GIVEN RECORDS
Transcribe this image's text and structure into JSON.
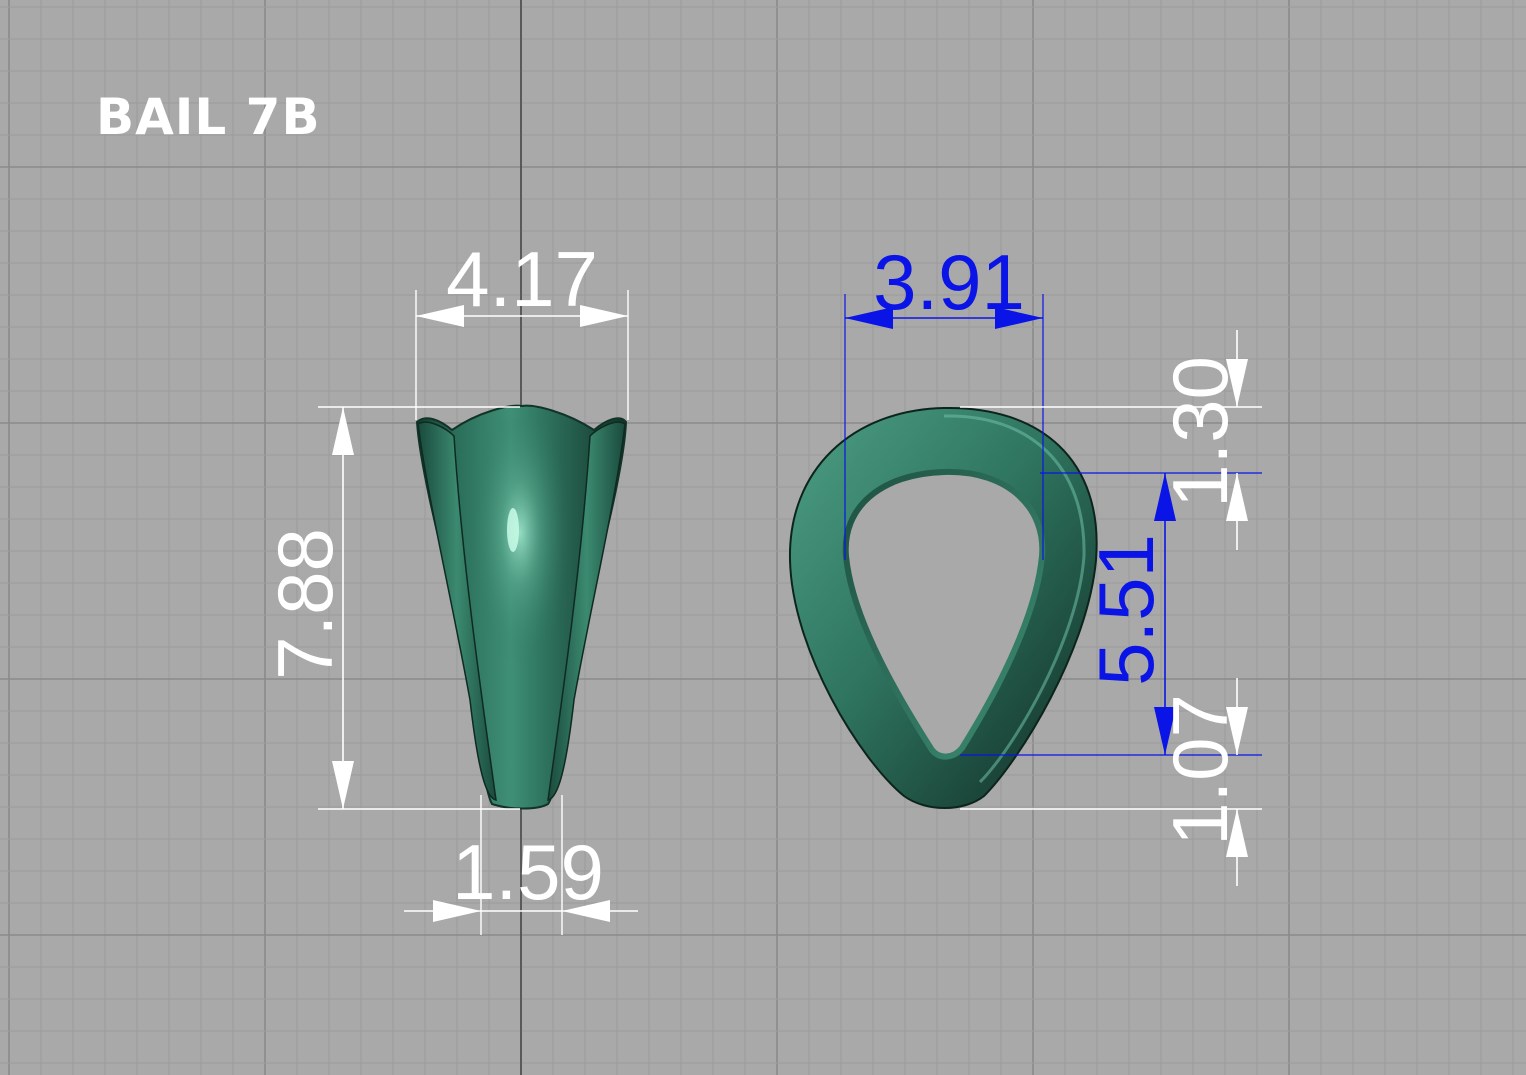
{
  "title": "BAIL 7B",
  "colors": {
    "background": "#a9a9a9",
    "grid_minor": "#9c9c9c",
    "grid_major": "#8a8a8a",
    "axis": "#4a4a4a",
    "part": "#2f7560",
    "part_dark": "#153b30",
    "part_light": "#6fbfa5",
    "dim_white": "#ffffff",
    "dim_blue": "#0a14e6"
  },
  "dimensions": {
    "front_width": "4.17",
    "front_height": "7.88",
    "front_bottom_width": "1.59",
    "side_width": "3.91",
    "side_top_thickness": "1.30",
    "side_inner_height": "5.51",
    "side_bottom_thickness": "1.07"
  }
}
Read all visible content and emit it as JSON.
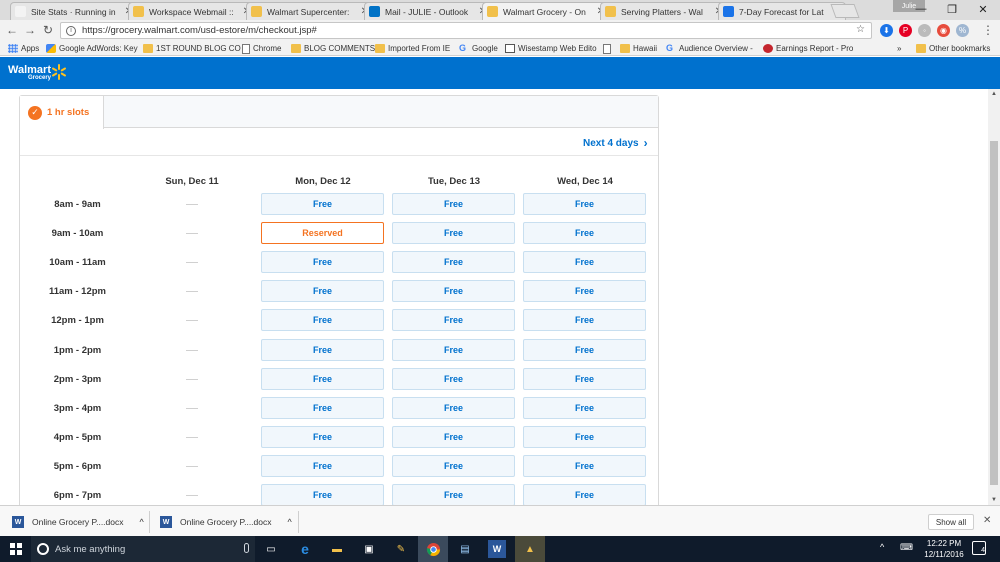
{
  "browser": {
    "tabs": [
      {
        "title": "Site Stats · Running in",
        "color": "#f3f3f3",
        "active": false
      },
      {
        "title": "Workspace Webmail ::",
        "color": "#f1c04b",
        "active": false
      },
      {
        "title": "Walmart Supercenter:",
        "color": "#f1c04b",
        "active": false
      },
      {
        "title": "Mail - JULIE - Outlook",
        "color": "#0072c6",
        "active": false
      },
      {
        "title": "Walmart Grocery - On",
        "color": "#f1c04b",
        "active": true
      },
      {
        "title": "Serving Platters - Wal",
        "color": "#f1c04b",
        "active": false
      },
      {
        "title": "7-Day Forecast for Lat",
        "color": "#1a73e8",
        "active": false
      }
    ],
    "profile": "Julie",
    "url": "https://grocery.walmart.com/usd-estore/m/checkout.jsp#",
    "bookmarks": [
      {
        "label": "Apps",
        "icon": "apps-grid-icon"
      },
      {
        "label": "Google AdWords: Key",
        "icon": "adwords-icon"
      },
      {
        "label": "1ST ROUND BLOG CO",
        "icon": "folder-icon"
      },
      {
        "label": "Chrome",
        "icon": "page-icon"
      },
      {
        "label": "BLOG COMMENTS",
        "icon": "folder-icon"
      },
      {
        "label": "Imported From IE",
        "icon": "folder-icon"
      },
      {
        "label": "Google",
        "icon": "google-icon"
      },
      {
        "label": "Wisestamp Web Edito",
        "icon": "wisestamp-icon"
      },
      {
        "label": "",
        "icon": "page-icon"
      },
      {
        "label": "Hawaii",
        "icon": "folder-icon"
      },
      {
        "label": "Audience Overview -",
        "icon": "google-icon"
      },
      {
        "label": "Earnings Report - Pro",
        "icon": "earnings-icon"
      },
      {
        "label": "»",
        "icon": ""
      },
      {
        "label": "Other bookmarks",
        "icon": "folder-icon"
      }
    ]
  },
  "header": {
    "brand": "Walmart",
    "sub": "Grocery"
  },
  "slots": {
    "active_tab": "1 hr slots",
    "next_link": "Next 4 days",
    "days": [
      "Sun, Dec 11",
      "Mon, Dec 12",
      "Tue, Dec 13",
      "Wed, Dec 14"
    ],
    "rows": [
      {
        "time": "8am - 9am",
        "cells": [
          "",
          "Free",
          "Free",
          "Free"
        ]
      },
      {
        "time": "9am - 10am",
        "cells": [
          "",
          "Reserved",
          "Free",
          "Free"
        ]
      },
      {
        "time": "10am - 11am",
        "cells": [
          "",
          "Free",
          "Free",
          "Free"
        ]
      },
      {
        "time": "11am - 12pm",
        "cells": [
          "",
          "Free",
          "Free",
          "Free"
        ]
      },
      {
        "time": "12pm - 1pm",
        "cells": [
          "",
          "Free",
          "Free",
          "Free"
        ]
      },
      {
        "time": "1pm - 2pm",
        "cells": [
          "",
          "Free",
          "Free",
          "Free"
        ]
      },
      {
        "time": "2pm - 3pm",
        "cells": [
          "",
          "Free",
          "Free",
          "Free"
        ]
      },
      {
        "time": "3pm - 4pm",
        "cells": [
          "",
          "Free",
          "Free",
          "Free"
        ]
      },
      {
        "time": "4pm - 5pm",
        "cells": [
          "",
          "Free",
          "Free",
          "Free"
        ]
      },
      {
        "time": "5pm - 6pm",
        "cells": [
          "",
          "Free",
          "Free",
          "Free"
        ]
      },
      {
        "time": "6pm - 7pm",
        "cells": [
          "",
          "Free",
          "Free",
          "Free"
        ]
      }
    ]
  },
  "downloads": {
    "items": [
      "Online Grocery P....docx",
      "Online Grocery P....docx"
    ],
    "show_all": "Show all"
  },
  "taskbar": {
    "search_placeholder": "Ask me anything",
    "time": "12:22 PM",
    "date": "12/11/2016",
    "notifications": "4"
  },
  "colors": {
    "walmart_blue": "#0071ce",
    "accent_orange": "#f47321"
  }
}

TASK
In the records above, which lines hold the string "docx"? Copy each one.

RESPONSE TO THIS TASK
      "Online Grocery P....docx",
      "Online Grocery P....docx"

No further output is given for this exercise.